BE, argued that the right of children to be received and cared for in safe places of care was so important that it demanded that all who intervene in the lives of children in this context be held accountable for the provision of an appropriate service, effective and efficient service
MEC argued that it and the ministry were only responsible for assisting with registration and overseeing daycare operations to the exclusion of their day-to-day operations.
In a unanimous judgment drafted by Judge Zukisa Tshiqi, the Constitutional Court agreed with the findings and reasoning of the SCA.
The Constitutional Court held that the legislative framework on which the applicant sought to rely did not impose on the MEC and the department a legal obligation to ensure the safety of play equipment in order to ensure the safety of children in day-to-day ECD centers. based.
He noted that the alleged obligation, if imposed, would create an unrealistic obligation for the MEC to ensure the safety of children in thousands of custody, children’s homes and places of safety nationwide. .
In the circumstances, it ruled that considerations of public order do not favor holding the MEC liable for the damages resulting from JE’s accident.

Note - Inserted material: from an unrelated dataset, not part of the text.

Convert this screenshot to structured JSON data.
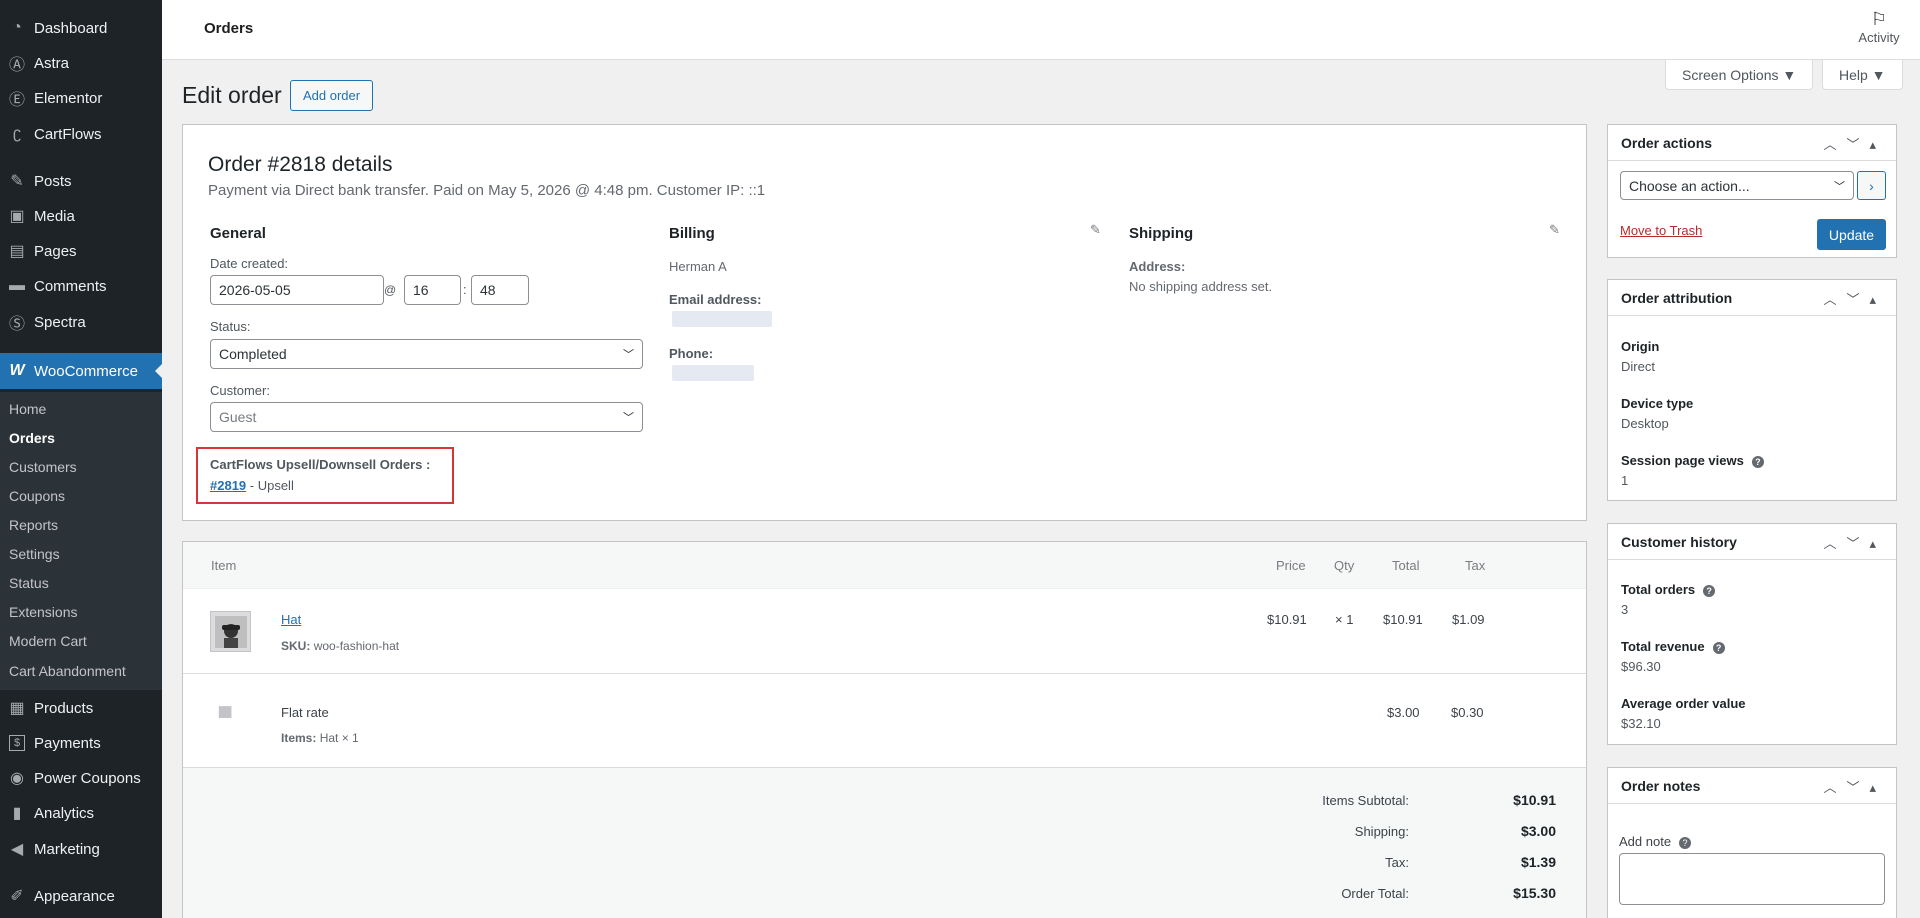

In the meantime, the MEC had asked the Constitutional Court to reject the application, but without costs against the applicant.